TASK DESCRIPTION: Counting only lines that contain "Añadir", how many are there in the records below? Give the figure alone.

RECORD SET:

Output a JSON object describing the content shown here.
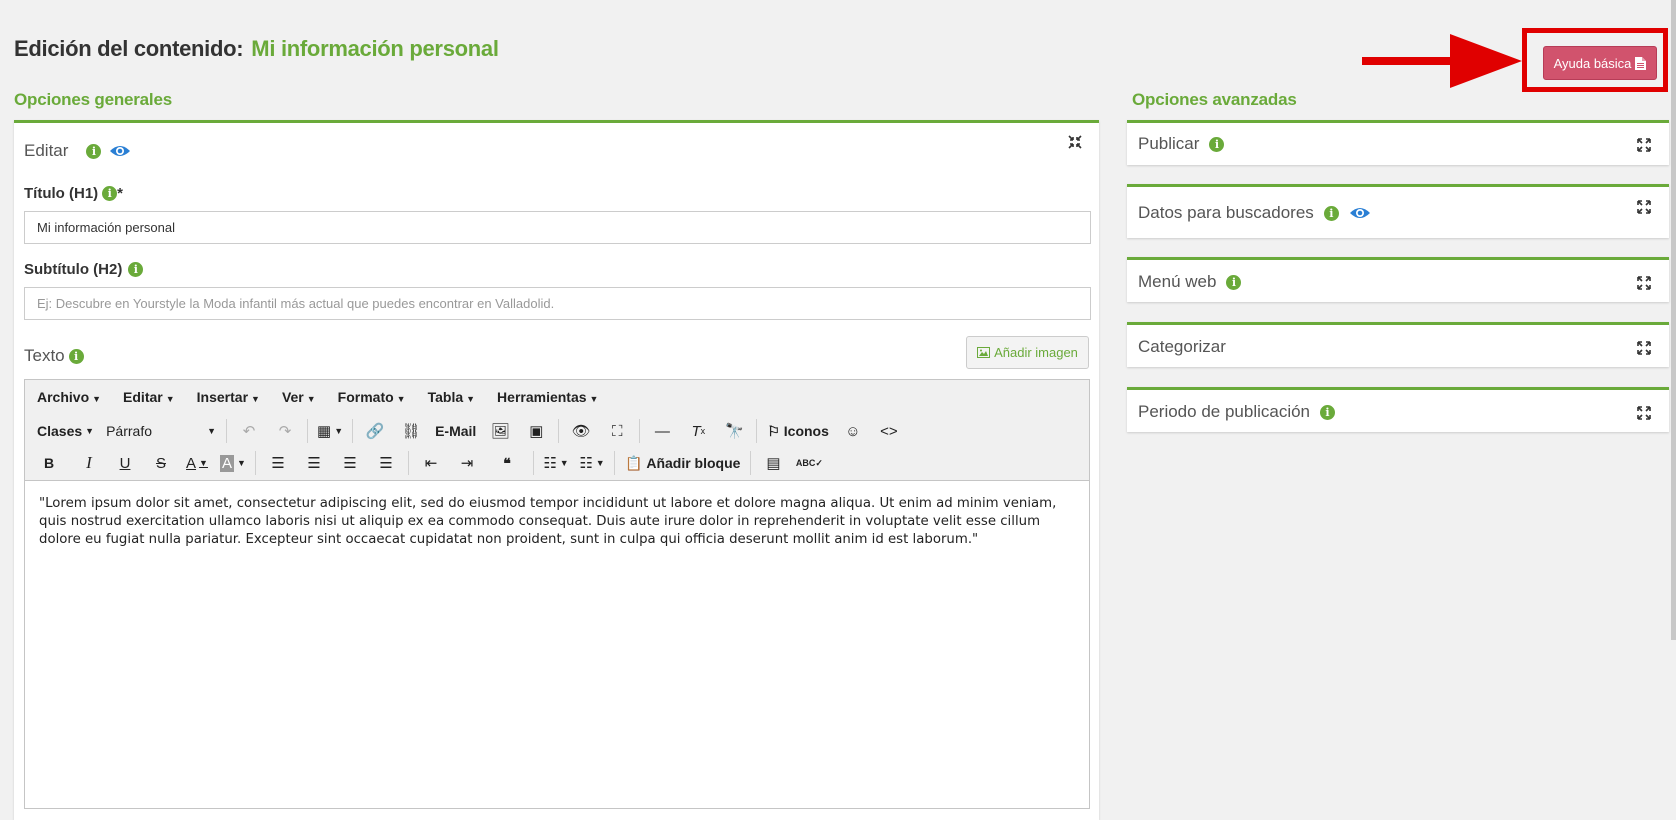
{
  "header": {
    "title": "Edición del contenido:",
    "content_name": "Mi información personal",
    "help_button": "Ayuda básica"
  },
  "general": {
    "section_title": "Opciones generales",
    "panel_label": "Editar",
    "title_label": "Título (H1)",
    "title_required": "*",
    "title_value": "Mi información personal",
    "subtitle_label": "Subtítulo (H2)",
    "subtitle_placeholder": "Ej: Descubre en Yourstyle la Moda infantil más actual que puedes encontrar en Valladolid.",
    "text_label": "Texto",
    "add_image": "Añadir imagen"
  },
  "editor": {
    "menu": [
      "Archivo",
      "Editar",
      "Insertar",
      "Ver",
      "Formato",
      "Tabla",
      "Herramientas"
    ],
    "classes": "Clases",
    "paragraph": "Párrafo",
    "email": "E-Mail",
    "icons": "Iconos",
    "add_block": "Añadir bloque",
    "content": "\"Lorem ipsum dolor sit amet, consectetur adipiscing elit, sed do eiusmod tempor incididunt ut labore et dolore magna aliqua. Ut enim ad minim veniam, quis nostrud exercitation ullamco laboris nisi ut aliquip ex ea commodo consequat. Duis aute irure dolor in reprehenderit in voluptate velit esse cillum dolore eu fugiat nulla pariatur. Excepteur sint occaecat cupidatat non proident, sunt in culpa qui officia deserunt mollit anim id est laborum.\""
  },
  "advanced": {
    "section_title": "Opciones avanzadas",
    "panels": [
      "Publicar",
      "Datos para buscadores",
      "Menú web",
      "Categorizar",
      "Periodo de publicación"
    ]
  },
  "colors": {
    "accent_green": "#6aaa3a",
    "help_button": "#d1536d",
    "annotation_red": "#e00000"
  }
}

TASK RESULT: 2